  • One option is for clubs to converge on a neutral location in which all remaining games are played behind closed doors

LONDON: English football's major stakeholders will meet on Friday to discuss their options to rescue a season derailed by the coronavirus outbreak.

The Premier League campaign has been postponed until at least April 30 because of the pandemic, but the chances of a return in May look bleak.

AFP Sport takes a closer look at the various scenarios that are likely to be considered in the talks over if and how to finish the season:

One option is for clubs to converge on a neutral location in which all remaining games are played behind closed doors, with only essential personnel and broadcasters allowed to attend.

There is believed to be growing support among clubs for this plan, with nine rounds of matches potentially in line to be staged in June and July.

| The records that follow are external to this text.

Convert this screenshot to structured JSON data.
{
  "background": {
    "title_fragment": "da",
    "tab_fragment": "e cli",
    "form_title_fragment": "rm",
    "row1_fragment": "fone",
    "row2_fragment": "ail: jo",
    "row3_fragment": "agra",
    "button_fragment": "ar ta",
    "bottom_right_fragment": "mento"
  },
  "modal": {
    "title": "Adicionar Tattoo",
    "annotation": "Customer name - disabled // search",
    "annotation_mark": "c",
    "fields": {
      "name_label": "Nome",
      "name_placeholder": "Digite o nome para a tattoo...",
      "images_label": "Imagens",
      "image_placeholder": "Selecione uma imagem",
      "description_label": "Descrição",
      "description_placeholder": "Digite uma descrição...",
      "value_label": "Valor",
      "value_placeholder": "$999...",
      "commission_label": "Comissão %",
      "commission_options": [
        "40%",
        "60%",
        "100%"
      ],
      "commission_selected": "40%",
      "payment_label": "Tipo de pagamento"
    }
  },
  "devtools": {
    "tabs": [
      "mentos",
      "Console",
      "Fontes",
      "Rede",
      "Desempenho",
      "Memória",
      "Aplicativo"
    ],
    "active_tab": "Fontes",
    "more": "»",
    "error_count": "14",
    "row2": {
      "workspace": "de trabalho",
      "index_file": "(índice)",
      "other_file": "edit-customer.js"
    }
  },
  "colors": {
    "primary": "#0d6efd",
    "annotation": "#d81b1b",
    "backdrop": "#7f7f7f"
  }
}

Fixtures would reportedly be played in one or two locations in the Midlands and London.

That could mean players and coaches being quarantined away from their families in World Cup-style camps to avoid infection, with stadiums, hotels and training facilities undergoing a deep clean.

A radical upturn in testing for the virus in the UK over the next two months is the key to this plan for a number of reasons.

Firstly, to ease players' concerns of contracting COVID-19 while playing, but also to avoid criticism of privileged professional players being tested with mild or no symptoms if that is not available to the general public and in particular frontline workers.

FASTFACT

Given the massive impact of the virus on society in general, it is seen in some quarters as morally inappropriate for football to return too soon.

If the curve of cases is not significantly flattened come the summer the optics for the Premier League to have medical officials at nonessential events would also not be good.

Given the massive impact of the virus on society in general, it is seen in some quarters as morally inappropriate for football to return too soon.

Instead of rushing back to action, waiting until the virus is completely under control before play resumes is the preferred strategy in this scenario.

With the virus reportedly set to peak in the UK in June, that could mean remaining in sporting lockdown until August or September.

Waiting would allow the current season to be completed in full, ensuring the Premier League does not have to repay an estimated £750 million ($930 million, € 842 million) to television companies for breach of contract.

But it would have a huge knock-on effect for next season, potentially leading to a shortened schedule in 2020-21 in a bid to be ready for the delayed European Championship.

Tottenham striker Harry Kane believes the campaign should be canceled if it cannot be finished by the end of June.

"Playing into July or August and pushing next season back, I don't see too much benefit in that," Kane said.

"Probably the limit for me is the end of June. If the season's not completed by the end of June we need to look at the options and just look forward to next season."

In what would be the worst-case scenario for the Premier League, some clubs reportedly want to abandon the current season immediately.

Senior figures in English club football believe there is "no place for sport at the moment,"  according to a recent report in the Athletic.

FA chairman Greg Clarke reportedly told the Premier League earlier this month he does not believe the season will be completed.

Declaring the season over could trigger legal action from a host of clubs, regardless of whether or not the standings are allowed
to count.

Liverpool need only two more wins to confirm their first league title since 1990 and hold a 25-point lead over Manchester City.

Canceling the season would scupper their hopes of ending a 30-year title drought, unless it was agreed to declare them champions anyway.

Manchester United, Wolves, Sheffield United and Tottenham, all currently outside the top four, would surely claim they had been unfairly been denied a chance of Champions League qualification.

Aston Villa would be relegated along with Norwich and Bournemouth, but Dean Smith's team would point to the game in hand that would lift them above Watford to safety if they won it.

In the Championship, the current top two are Leeds and West Bromwich Albion and they would be furious if a 'null and void' ruling robbed them of a lucrative promotion.